--- START ---

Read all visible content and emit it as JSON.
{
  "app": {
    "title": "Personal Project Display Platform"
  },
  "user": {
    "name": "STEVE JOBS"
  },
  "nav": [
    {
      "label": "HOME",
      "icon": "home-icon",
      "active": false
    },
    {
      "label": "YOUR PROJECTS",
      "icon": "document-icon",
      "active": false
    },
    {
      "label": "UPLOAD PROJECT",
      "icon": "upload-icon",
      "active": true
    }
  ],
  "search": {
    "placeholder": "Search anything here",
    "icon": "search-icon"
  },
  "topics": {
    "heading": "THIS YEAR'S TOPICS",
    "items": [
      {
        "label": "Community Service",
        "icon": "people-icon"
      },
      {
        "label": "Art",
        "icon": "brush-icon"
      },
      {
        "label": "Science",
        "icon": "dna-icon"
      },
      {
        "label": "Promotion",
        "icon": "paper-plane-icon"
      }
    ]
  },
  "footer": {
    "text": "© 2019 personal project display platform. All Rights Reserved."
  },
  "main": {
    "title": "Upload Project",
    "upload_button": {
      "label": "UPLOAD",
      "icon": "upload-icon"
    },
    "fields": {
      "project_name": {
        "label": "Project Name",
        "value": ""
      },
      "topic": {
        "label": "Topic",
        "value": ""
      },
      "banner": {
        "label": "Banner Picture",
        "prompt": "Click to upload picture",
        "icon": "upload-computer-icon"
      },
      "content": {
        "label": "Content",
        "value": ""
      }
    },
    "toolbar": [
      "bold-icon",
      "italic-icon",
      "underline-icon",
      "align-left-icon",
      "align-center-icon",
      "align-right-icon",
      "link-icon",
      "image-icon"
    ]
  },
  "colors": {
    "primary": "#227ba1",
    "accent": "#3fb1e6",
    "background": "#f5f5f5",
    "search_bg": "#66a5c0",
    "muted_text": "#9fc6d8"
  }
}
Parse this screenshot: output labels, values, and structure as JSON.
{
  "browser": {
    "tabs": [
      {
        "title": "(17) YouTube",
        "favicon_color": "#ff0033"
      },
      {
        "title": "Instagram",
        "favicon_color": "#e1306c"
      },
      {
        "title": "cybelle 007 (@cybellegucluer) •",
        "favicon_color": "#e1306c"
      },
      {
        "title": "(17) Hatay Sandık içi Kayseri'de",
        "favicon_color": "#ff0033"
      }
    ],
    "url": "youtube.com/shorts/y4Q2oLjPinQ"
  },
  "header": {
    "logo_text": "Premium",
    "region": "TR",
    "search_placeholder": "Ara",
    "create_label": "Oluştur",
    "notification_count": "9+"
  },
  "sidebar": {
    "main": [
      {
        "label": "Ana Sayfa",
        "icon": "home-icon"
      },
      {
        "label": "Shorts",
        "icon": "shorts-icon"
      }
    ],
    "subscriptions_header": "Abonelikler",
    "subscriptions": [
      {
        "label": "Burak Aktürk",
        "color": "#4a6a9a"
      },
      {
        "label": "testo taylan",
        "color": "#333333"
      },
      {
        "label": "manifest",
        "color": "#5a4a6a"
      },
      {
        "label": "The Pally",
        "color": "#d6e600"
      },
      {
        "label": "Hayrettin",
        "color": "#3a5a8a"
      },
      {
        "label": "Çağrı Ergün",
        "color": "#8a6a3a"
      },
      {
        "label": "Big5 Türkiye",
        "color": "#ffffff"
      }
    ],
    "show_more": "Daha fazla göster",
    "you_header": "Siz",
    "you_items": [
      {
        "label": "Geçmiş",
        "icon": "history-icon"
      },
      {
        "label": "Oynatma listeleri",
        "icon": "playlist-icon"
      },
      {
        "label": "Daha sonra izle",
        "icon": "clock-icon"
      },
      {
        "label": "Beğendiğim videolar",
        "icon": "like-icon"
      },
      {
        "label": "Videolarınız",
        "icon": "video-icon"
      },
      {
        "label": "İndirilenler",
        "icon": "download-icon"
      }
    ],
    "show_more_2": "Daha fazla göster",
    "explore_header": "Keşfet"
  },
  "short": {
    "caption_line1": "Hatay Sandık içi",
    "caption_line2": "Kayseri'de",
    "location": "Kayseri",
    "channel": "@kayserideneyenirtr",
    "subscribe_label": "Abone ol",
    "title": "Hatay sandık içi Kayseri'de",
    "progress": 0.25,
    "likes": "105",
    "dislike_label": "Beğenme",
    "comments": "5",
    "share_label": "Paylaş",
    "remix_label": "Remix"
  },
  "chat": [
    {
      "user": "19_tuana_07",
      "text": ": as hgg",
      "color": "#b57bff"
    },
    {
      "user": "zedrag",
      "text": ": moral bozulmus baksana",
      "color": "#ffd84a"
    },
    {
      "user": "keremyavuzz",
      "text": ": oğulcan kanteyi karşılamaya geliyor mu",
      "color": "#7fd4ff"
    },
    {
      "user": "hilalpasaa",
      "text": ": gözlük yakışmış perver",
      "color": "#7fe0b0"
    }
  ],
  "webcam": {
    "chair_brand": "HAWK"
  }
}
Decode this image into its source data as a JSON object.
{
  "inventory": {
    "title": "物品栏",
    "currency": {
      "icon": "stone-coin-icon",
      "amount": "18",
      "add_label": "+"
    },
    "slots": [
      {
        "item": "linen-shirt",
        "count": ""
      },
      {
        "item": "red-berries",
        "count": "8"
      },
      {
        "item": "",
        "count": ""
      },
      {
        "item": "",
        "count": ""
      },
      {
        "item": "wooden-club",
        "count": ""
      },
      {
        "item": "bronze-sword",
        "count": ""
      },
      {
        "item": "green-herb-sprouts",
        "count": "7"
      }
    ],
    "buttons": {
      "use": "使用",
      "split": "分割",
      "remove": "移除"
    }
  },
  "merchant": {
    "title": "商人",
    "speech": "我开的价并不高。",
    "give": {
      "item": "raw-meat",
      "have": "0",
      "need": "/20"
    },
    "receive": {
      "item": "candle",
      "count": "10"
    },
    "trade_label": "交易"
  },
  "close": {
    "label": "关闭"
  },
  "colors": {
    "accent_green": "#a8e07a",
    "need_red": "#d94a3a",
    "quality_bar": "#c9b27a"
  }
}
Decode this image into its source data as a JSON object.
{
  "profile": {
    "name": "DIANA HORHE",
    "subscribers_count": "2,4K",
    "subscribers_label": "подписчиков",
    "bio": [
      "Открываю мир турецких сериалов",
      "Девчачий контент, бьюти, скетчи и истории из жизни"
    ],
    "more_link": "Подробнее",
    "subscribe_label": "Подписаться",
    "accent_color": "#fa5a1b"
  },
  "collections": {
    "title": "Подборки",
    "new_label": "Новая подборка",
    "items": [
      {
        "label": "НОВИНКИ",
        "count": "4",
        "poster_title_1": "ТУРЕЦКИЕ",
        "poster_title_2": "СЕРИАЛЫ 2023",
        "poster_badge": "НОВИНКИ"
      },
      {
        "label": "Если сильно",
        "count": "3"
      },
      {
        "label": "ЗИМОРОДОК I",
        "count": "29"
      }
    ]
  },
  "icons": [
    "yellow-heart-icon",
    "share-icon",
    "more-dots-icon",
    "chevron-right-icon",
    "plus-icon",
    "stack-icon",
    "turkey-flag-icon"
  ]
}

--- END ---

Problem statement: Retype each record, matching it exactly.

Answer below:
Read all visible content and emit it as JSON.
{
  "app": {
    "title": "Personal Project Display Platform"
  },
  "user": {
    "name": "STEVE JOBS"
  },
  "nav": [
    {
      "label": "HOME",
      "icon": "home-icon",
      "active": false
    },
    {
      "label": "YOUR PROJECTS",
      "icon": "document-icon",
      "active": false
    },
    {
      "label": "UPLOAD PROJECT",
      "icon": "upload-icon",
      "active": true
    }
  ],
  "search": {
    "placeholder": "Search anything here",
    "icon": "search-icon"
  },
  "topics": {
    "heading": "THIS YEAR'S TOPICS",
    "items": [
      {
        "label": "Community Service",
        "icon": "people-icon"
      },
      {
        "label": "Art",
        "icon": "brush-icon"
      },
      {
        "label": "Science",
        "icon": "dna-icon"
      },
      {
        "label": "Promotion",
        "icon": "paper-plane-icon"
      }
    ]
  },
  "footer": {
    "text": "© 2019 personal project display platform. All Rights Reserved."
  },
  "main": {
    "title": "Upload Project",
    "upload_button": {
      "label": "UPLOAD",
      "icon": "upload-icon"
    },
    "fields": {
      "project_name": {
        "label": "Project Name",
        "value": ""
      },
      "topic": {
        "label": "Topic",
        "value": ""
      },
      "banner": {
        "label": "Banner Picture",
        "prompt": "Click to upload picture",
        "icon": "upload-computer-icon"
      },
      "content": {
        "label": "Content",
        "value": ""
      }
    },
    "toolbar": [
      "bold-icon",
      "italic-icon",
      "underline-icon",
      "align-left-icon",
      "align-center-icon",
      "align-right-icon",
      "link-icon",
      "image-icon"
    ]
  },
  "colors": {
    "primary": "#227ba1",
    "accent": "#3fb1e6",
    "background": "#f5f5f5",
    "search_bg": "#66a5c0",
    "muted_text": "#9fc6d8"
  }
}
Parse this screenshot: output labels, values, and structure as JSON.
{
  "browser": {
    "tabs": [
      {
        "title": "(17) YouTube",
        "favicon_color": "#ff0033"
      },
      {
        "title": "Instagram",
        "favicon_color": "#e1306c"
      },
      {
        "title": "cybelle 007 (@cybellegucluer) •",
        "favicon_color": "#e1306c"
      },
      {
        "title": "(17) Hatay Sandık içi Kayseri'de",
        "favicon_color": "#ff0033"
      }
    ],
    "url": "youtube.com/shorts/y4Q2oLjPinQ"
  },
  "header": {
    "logo_text": "Premium",
    "region": "TR",
    "search_placeholder": "Ara",
    "create_label": "Oluştur",
    "notification_count": "9+"
  },
  "sidebar": {
    "main": [
      {
        "label": "Ana Sayfa",
        "icon": "home-icon"
      },
      {
        "label": "Shorts",
        "icon": "shorts-icon"
      }
    ],
    "subscriptions_header": "Abonelikler",
    "subscriptions": [
      {
        "label": "Burak Aktürk",
        "color": "#4a6a9a"
      },
      {
        "label": "testo taylan",
        "color": "#333333"
      },
      {
        "label": "manifest",
        "color": "#5a4a6a"
      },
      {
        "label": "The Pally",
        "color": "#d6e600"
      },
      {
        "label": "Hayrettin",
        "color": "#3a5a8a"
      },
      {
        "label": "Çağrı Ergün",
        "color": "#8a6a3a"
      },
      {
        "label": "Big5 Türkiye",
        "color": "#ffffff"
      }
    ],
    "show_more": "Daha fazla göster",
    "you_header": "Siz",
    "you_items": [
      {
        "label": "Geçmiş",
        "icon": "history-icon"
      },
      {
        "label": "Oynatma listeleri",
        "icon": "playlist-icon"
      },
      {
        "label": "Daha sonra izle",
        "icon": "clock-icon"
      },
      {
        "label": "Beğendiğim videolar",
        "icon": "like-icon"
      },
      {
        "label": "Videolarınız",
        "icon": "video-icon"
      },
      {
        "label": "İndirilenler",
        "icon": "download-icon"
      }
    ],
    "show_more_2": "Daha fazla göster",
    "explore_header": "Keşfet"
  },
  "short": {
    "caption_line1": "Hatay Sandık içi",
    "caption_line2": "Kayseri'de",
    "location": "Kayseri",
    "channel": "@kayserideneyenirtr",
    "subscribe_label": "Abone ol",
    "title": "Hatay sandık içi Kayseri'de",
    "progress": 0.25,
    "likes": "105",
    "dislike_label": "Beğenme",
    "comments": "5",
    "share_label": "Paylaş",
    "remix_label": "Remix"
  },
  "chat": [
    {
      "user": "19_tuana_07",
      "text": ": as hgg",
      "color": "#b57bff"
    },
    {
      "user": "zedrag",
      "text": ": moral bozulmus baksana",
      "color": "#ffd84a"
    },
    {
      "user": "keremyavuzz",
      "text": ": oğulcan kanteyi karşılamaya geliyor mu",
      "color": "#7fd4ff"
    },
    {
      "user": "hilalpasaa",
      "text": ": gözlük yakışmış perver",
      "color": "#7fe0b0"
    }
  ],
  "webcam": {
    "chair_brand": "HAWK"
  }
}
Decode this image into its source data as a JSON object.
{
  "inventory": {
    "title": "物品栏",
    "currency": {
      "icon": "stone-coin-icon",
      "amount": "18",
      "add_label": "+"
    },
    "slots": [
      {
        "item": "linen-shirt",
        "count": ""
      },
      {
        "item": "red-berries",
        "count": "8"
      },
      {
        "item": "",
        "count": ""
      },
      {
        "item": "",
        "count": ""
      },
      {
        "item": "wooden-club",
        "count": ""
      },
      {
        "item": "bronze-sword",
        "count": ""
      },
      {
        "item": "green-herb-sprouts",
        "count": "7"
      }
    ],
    "buttons": {
      "use": "使用",
      "split": "分割",
      "remove": "移除"
    }
  },
  "merchant": {
    "title": "商人",
    "speech": "我开的价并不高。",
    "give": {
      "item": "raw-meat",
      "have": "0",
      "need": "/20"
    },
    "receive": {
      "item": "candle",
      "count": "10"
    },
    "trade_label": "交易"
  },
  "close": {
    "label": "关闭"
  },
  "colors": {
    "accent_green": "#a8e07a",
    "need_red": "#d94a3a",
    "quality_bar": "#c9b27a"
  }
}
Decode this image into its source data as a JSON object.
{
  "profile": {
    "name": "DIANA HORHE",
    "subscribers_count": "2,4K",
    "subscribers_label": "подписчиков",
    "bio": [
      "Открываю мир турецких сериалов",
      "Девчачий контент, бьюти, скетчи и истории из жизни"
    ],
    "more_link": "Подробнее",
    "subscribe_label": "Подписаться",
    "accent_color": "#fa5a1b"
  },
  "collections": {
    "title": "Подборки",
    "new_label": "Новая подборка",
    "items": [
      {
        "label": "НОВИНКИ",
        "count": "4",
        "poster_title_1": "ТУРЕЦКИЕ",
        "poster_title_2": "СЕРИАЛЫ 2023",
        "poster_badge": "НОВИНКИ"
      },
      {
        "label": "Если сильно",
        "count": "3"
      },
      {
        "label": "ЗИМОРОДОК I",
        "count": "29"
      }
    ]
  },
  "icons": [
    "yellow-heart-icon",
    "share-icon",
    "more-dots-icon",
    "chevron-right-icon",
    "plus-icon",
    "stack-icon",
    "turkey-flag-icon"
  ]
}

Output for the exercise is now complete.